### App and web page records
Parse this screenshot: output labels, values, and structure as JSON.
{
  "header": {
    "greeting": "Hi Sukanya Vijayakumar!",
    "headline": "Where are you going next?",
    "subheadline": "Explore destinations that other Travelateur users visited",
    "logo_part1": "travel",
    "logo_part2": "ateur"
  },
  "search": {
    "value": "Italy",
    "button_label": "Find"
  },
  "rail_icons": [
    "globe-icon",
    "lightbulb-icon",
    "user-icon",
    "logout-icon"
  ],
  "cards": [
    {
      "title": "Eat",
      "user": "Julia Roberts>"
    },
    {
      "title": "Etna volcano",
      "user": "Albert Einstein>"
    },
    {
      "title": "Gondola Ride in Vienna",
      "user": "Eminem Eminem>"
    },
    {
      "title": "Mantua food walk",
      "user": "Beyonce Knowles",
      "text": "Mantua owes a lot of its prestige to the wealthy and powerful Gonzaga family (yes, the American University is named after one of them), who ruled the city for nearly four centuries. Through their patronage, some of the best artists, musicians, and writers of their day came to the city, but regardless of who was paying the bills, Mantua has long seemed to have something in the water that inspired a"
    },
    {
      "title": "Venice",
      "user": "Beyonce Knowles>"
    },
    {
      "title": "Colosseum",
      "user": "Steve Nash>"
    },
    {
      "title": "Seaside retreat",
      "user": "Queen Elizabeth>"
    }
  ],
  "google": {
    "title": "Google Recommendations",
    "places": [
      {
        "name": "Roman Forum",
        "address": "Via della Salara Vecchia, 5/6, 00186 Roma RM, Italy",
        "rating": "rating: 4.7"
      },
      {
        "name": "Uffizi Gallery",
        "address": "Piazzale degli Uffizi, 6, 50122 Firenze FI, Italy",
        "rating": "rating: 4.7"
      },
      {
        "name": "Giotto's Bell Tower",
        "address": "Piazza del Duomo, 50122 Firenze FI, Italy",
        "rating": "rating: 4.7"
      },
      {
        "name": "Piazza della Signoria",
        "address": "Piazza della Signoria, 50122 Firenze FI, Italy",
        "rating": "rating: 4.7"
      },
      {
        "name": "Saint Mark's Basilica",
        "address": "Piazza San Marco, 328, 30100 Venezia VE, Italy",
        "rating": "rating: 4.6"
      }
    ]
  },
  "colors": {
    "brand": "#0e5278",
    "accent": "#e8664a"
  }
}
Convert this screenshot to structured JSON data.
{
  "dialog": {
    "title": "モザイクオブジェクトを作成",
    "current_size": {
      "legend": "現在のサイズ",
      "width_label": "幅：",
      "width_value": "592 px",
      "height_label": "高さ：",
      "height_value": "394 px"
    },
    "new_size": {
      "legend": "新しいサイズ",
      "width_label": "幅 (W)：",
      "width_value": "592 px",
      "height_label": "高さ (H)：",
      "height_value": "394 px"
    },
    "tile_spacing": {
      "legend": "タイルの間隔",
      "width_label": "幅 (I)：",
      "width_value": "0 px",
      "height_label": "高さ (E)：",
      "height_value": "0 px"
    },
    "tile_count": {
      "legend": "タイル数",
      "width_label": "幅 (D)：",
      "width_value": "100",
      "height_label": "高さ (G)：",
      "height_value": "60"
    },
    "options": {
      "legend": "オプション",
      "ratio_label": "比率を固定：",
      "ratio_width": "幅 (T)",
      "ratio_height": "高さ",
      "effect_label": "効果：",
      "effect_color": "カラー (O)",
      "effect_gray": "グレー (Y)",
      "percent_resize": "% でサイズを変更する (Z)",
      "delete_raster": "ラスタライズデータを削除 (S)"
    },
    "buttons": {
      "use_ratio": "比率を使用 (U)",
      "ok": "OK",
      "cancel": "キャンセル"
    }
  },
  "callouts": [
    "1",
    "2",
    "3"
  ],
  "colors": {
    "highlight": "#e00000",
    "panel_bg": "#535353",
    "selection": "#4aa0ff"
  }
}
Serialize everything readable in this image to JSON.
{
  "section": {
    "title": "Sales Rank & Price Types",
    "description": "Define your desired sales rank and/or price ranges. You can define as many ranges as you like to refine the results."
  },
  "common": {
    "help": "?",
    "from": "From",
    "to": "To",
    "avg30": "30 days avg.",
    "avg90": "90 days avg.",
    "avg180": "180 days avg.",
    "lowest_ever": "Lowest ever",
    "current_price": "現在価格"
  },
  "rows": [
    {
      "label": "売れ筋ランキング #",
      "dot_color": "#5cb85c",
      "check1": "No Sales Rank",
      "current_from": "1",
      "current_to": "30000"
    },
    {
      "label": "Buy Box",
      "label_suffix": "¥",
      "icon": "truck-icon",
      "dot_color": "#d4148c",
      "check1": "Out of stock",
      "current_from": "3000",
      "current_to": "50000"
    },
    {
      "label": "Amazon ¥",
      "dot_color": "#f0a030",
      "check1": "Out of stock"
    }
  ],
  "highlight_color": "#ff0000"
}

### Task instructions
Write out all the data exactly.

### Response to this task
Parse this screenshot: output labels, values, and structure as JSON.
{
  "header": {
    "greeting": "Hi Sukanya Vijayakumar!",
    "headline": "Where are you going next?",
    "subheadline": "Explore destinations that other Travelateur users visited",
    "logo_part1": "travel",
    "logo_part2": "ateur"
  },
  "search": {
    "value": "Italy",
    "button_label": "Find"
  },
  "rail_icons": [
    "globe-icon",
    "lightbulb-icon",
    "user-icon",
    "logout-icon"
  ],
  "cards": [
    {
      "title": "Eat",
      "user": "Julia Roberts>"
    },
    {
      "title": "Etna volcano",
      "user": "Albert Einstein>"
    },
    {
      "title": "Gondola Ride in Vienna",
      "user": "Eminem Eminem>"
    },
    {
      "title": "Mantua food walk",
      "user": "Beyonce Knowles",
      "text": "Mantua owes a lot of its prestige to the wealthy and powerful Gonzaga family (yes, the American University is named after one of them), who ruled the city for nearly four centuries. Through their patronage, some of the best artists, musicians, and writers of their day came to the city, but regardless of who was paying the bills, Mantua has long seemed to have something in the water that inspired a"
    },
    {
      "title": "Venice",
      "user": "Beyonce Knowles>"
    },
    {
      "title": "Colosseum",
      "user": "Steve Nash>"
    },
    {
      "title": "Seaside retreat",
      "user": "Queen Elizabeth>"
    }
  ],
  "google": {
    "title": "Google Recommendations",
    "places": [
      {
        "name": "Roman Forum",
        "address": "Via della Salara Vecchia, 5/6, 00186 Roma RM, Italy",
        "rating": "rating: 4.7"
      },
      {
        "name": "Uffizi Gallery",
        "address": "Piazzale degli Uffizi, 6, 50122 Firenze FI, Italy",
        "rating": "rating: 4.7"
      },
      {
        "name": "Giotto's Bell Tower",
        "address": "Piazza del Duomo, 50122 Firenze FI, Italy",
        "rating": "rating: 4.7"
      },
      {
        "name": "Piazza della Signoria",
        "address": "Piazza della Signoria, 50122 Firenze FI, Italy",
        "rating": "rating: 4.7"
      },
      {
        "name": "Saint Mark's Basilica",
        "address": "Piazza San Marco, 328, 30100 Venezia VE, Italy",
        "rating": "rating: 4.6"
      }
    ]
  },
  "colors": {
    "brand": "#0e5278",
    "accent": "#e8664a"
  }
}
Convert this screenshot to structured JSON data.
{
  "dialog": {
    "title": "モザイクオブジェクトを作成",
    "current_size": {
      "legend": "現在のサイズ",
      "width_label": "幅：",
      "width_value": "592 px",
      "height_label": "高さ：",
      "height_value": "394 px"
    },
    "new_size": {
      "legend": "新しいサイズ",
      "width_label": "幅 (W)：",
      "width_value": "592 px",
      "height_label": "高さ (H)：",
      "height_value": "394 px"
    },
    "tile_spacing": {
      "legend": "タイルの間隔",
      "width_label": "幅 (I)：",
      "width_value": "0 px",
      "height_label": "高さ (E)：",
      "height_value": "0 px"
    },
    "tile_count": {
      "legend": "タイル数",
      "width_label": "幅 (D)：",
      "width_value": "100",
      "height_label": "高さ (G)：",
      "height_value": "60"
    },
    "options": {
      "legend": "オプション",
      "ratio_label": "比率を固定：",
      "ratio_width": "幅 (T)",
      "ratio_height": "高さ",
      "effect_label": "効果：",
      "effect_color": "カラー (O)",
      "effect_gray": "グレー (Y)",
      "percent_resize": "% でサイズを変更する (Z)",
      "delete_raster": "ラスタライズデータを削除 (S)"
    },
    "buttons": {
      "use_ratio": "比率を使用 (U)",
      "ok": "OK",
      "cancel": "キャンセル"
    }
  },
  "callouts": [
    "1",
    "2",
    "3"
  ],
  "colors": {
    "highlight": "#e00000",
    "panel_bg": "#535353",
    "selection": "#4aa0ff"
  }
}
Serialize everything readable in this image to JSON.
{
  "section": {
    "title": "Sales Rank & Price Types",
    "description": "Define your desired sales rank and/or price ranges. You can define as many ranges as you like to refine the results."
  },
  "common": {
    "help": "?",
    "from": "From",
    "to": "To",
    "avg30": "30 days avg.",
    "avg90": "90 days avg.",
    "avg180": "180 days avg.",
    "lowest_ever": "Lowest ever",
    "current_price": "現在価格"
  },
  "rows": [
    {
      "label": "売れ筋ランキング #",
      "dot_color": "#5cb85c",
      "check1": "No Sales Rank",
      "current_from": "1",
      "current_to": "30000"
    },
    {
      "label": "Buy Box",
      "label_suffix": "¥",
      "icon": "truck-icon",
      "dot_color": "#d4148c",
      "check1": "Out of stock",
      "current_from": "3000",
      "current_to": "50000"
    },
    {
      "label": "Amazon ¥",
      "dot_color": "#f0a030",
      "check1": "Out of stock"
    }
  ],
  "highlight_color": "#ff0000"
}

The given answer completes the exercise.